## [DATA EXTRACTS]
Content starts
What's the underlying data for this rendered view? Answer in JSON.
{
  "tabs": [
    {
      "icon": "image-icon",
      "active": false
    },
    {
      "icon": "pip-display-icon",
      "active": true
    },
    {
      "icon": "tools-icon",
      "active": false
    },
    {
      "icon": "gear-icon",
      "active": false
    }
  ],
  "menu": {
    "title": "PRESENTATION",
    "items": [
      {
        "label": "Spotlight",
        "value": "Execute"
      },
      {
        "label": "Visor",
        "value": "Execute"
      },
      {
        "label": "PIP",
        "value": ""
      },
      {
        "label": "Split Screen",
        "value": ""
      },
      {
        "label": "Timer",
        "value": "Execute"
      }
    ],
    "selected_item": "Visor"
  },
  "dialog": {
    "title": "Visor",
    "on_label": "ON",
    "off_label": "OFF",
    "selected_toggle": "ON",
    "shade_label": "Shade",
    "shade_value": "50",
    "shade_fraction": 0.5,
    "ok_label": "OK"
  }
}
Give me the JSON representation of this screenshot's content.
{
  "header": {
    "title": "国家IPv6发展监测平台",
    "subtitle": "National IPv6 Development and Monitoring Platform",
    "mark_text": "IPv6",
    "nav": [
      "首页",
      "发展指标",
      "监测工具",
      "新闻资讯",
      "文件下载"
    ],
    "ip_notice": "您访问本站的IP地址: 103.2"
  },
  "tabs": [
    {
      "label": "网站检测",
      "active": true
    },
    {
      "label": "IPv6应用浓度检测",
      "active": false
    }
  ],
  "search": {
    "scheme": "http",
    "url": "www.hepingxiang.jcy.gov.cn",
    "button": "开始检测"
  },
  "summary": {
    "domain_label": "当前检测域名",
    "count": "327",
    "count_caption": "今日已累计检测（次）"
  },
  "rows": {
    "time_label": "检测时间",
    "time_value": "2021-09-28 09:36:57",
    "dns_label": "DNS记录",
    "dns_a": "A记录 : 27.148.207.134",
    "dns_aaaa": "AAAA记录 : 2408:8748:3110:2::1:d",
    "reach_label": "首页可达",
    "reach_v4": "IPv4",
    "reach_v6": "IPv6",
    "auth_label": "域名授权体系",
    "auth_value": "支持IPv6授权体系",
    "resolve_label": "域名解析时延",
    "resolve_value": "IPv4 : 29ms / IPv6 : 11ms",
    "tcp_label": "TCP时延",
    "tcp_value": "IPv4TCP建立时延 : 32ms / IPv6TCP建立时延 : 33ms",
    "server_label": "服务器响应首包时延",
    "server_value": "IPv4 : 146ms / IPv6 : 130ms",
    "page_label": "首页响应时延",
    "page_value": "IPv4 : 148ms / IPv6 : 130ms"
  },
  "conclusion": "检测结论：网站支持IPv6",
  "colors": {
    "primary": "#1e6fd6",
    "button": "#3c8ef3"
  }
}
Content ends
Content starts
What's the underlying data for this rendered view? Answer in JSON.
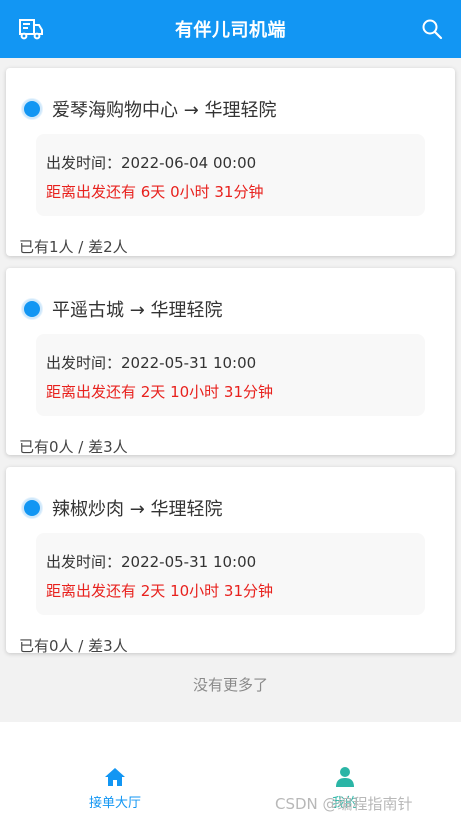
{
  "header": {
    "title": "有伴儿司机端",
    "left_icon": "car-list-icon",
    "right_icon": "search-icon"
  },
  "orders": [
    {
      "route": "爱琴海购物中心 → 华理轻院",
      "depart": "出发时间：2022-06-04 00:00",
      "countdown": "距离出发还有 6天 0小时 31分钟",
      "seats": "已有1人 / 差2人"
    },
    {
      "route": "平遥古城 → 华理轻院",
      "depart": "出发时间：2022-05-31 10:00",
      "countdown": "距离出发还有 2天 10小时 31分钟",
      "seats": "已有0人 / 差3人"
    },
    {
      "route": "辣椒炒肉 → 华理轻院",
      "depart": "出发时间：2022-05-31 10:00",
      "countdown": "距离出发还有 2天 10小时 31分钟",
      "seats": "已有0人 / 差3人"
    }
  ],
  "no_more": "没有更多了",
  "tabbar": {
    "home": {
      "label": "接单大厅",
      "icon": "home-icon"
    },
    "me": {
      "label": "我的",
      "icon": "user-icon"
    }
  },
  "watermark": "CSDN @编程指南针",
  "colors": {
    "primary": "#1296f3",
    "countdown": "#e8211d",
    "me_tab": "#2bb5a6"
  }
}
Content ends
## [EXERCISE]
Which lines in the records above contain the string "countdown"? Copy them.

## [RESULT OF THIS EXERCISE]
      "countdown": "距离出发还有 6天 0小时 31分钟",
      "countdown": "距离出发还有 2天 10小时 31分钟",
      "countdown": "距离出发还有 2天 10小时 31分钟",
    "countdown": "#e8211d",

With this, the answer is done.